Details of MeeGo, the joint Intel/Nokia Linux-based operating system for mobile devices, were unveiled to developers yesterday to show its capabilities and how interoperable devies running on this platform can be.
MeeGo is open source and platform agnostic
MeeGo is an open-source combination of Nokia’s Maemo and Intel’s Moblin and is designed to be flexible enough to run easily. It’s based on a common core across the different technologies, from netbooks and handheld devices, including smartphones to in-vehicle and the connected TV.
The idea is that the MeeGo common core for comms and telephony services, internet and social networking services, visual services, media services, data management, device services, and personal services works in the same manner across all of these devices.
Intel said that the Linux-based operating system will be linked to its AppUp software store and demonstrated the unique media syncing capabilities between devices running on MeeGo: video playing on one device will not only sync over to another but also carry certain data, including picking up where the user left off while watching video on the first device.

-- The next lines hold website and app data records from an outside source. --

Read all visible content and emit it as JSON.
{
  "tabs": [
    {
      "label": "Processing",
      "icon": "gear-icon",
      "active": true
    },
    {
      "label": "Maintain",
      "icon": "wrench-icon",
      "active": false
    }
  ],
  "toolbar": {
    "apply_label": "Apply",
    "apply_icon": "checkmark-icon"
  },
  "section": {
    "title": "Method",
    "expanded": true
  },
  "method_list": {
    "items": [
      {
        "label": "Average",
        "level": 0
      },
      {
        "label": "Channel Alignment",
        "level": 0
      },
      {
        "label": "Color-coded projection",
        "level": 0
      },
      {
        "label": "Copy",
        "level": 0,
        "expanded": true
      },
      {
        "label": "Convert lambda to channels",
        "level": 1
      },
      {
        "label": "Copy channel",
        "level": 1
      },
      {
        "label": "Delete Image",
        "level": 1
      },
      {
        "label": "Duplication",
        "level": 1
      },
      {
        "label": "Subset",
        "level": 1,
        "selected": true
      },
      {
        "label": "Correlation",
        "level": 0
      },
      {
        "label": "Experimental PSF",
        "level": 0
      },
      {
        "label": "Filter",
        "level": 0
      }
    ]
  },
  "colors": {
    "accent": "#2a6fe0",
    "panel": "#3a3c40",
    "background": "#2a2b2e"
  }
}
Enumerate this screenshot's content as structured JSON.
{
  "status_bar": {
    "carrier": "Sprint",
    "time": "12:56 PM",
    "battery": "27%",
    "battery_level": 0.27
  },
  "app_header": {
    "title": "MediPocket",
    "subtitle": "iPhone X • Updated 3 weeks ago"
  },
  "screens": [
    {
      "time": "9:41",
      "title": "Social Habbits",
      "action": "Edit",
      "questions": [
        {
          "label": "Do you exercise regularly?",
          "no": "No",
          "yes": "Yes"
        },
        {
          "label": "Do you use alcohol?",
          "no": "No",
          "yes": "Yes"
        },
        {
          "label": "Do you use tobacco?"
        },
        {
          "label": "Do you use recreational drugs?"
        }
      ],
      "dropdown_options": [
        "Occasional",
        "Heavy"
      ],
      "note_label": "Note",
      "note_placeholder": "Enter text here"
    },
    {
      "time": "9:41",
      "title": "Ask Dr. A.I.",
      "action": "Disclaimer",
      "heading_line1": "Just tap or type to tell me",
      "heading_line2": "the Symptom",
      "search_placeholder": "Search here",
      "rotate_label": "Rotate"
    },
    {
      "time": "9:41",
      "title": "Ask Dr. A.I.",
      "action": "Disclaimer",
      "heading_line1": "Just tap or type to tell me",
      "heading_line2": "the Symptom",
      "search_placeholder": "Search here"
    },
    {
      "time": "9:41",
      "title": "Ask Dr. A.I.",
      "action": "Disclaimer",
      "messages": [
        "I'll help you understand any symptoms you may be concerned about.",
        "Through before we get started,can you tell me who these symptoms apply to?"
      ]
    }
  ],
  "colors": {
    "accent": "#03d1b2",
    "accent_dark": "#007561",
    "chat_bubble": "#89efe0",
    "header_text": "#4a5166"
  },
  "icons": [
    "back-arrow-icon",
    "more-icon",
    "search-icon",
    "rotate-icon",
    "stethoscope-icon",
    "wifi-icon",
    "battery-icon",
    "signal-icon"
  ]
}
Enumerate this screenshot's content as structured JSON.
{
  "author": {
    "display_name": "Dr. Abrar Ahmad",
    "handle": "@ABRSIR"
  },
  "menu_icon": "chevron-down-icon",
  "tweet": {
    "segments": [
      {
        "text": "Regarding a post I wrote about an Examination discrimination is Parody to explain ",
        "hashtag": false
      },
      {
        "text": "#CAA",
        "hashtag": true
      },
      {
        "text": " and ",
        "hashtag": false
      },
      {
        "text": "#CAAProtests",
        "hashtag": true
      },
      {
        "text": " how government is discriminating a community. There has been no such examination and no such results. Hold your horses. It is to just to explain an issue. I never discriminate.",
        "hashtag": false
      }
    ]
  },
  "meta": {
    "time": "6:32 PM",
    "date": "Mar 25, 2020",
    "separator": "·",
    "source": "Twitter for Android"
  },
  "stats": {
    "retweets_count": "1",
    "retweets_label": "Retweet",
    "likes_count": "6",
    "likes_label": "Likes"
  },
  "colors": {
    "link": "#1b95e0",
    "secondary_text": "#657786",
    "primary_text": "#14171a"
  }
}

MeeGo is set to ship in the second half of 2010 and will be used in smartphones first, to be followed by netbooks.
By Marie Boran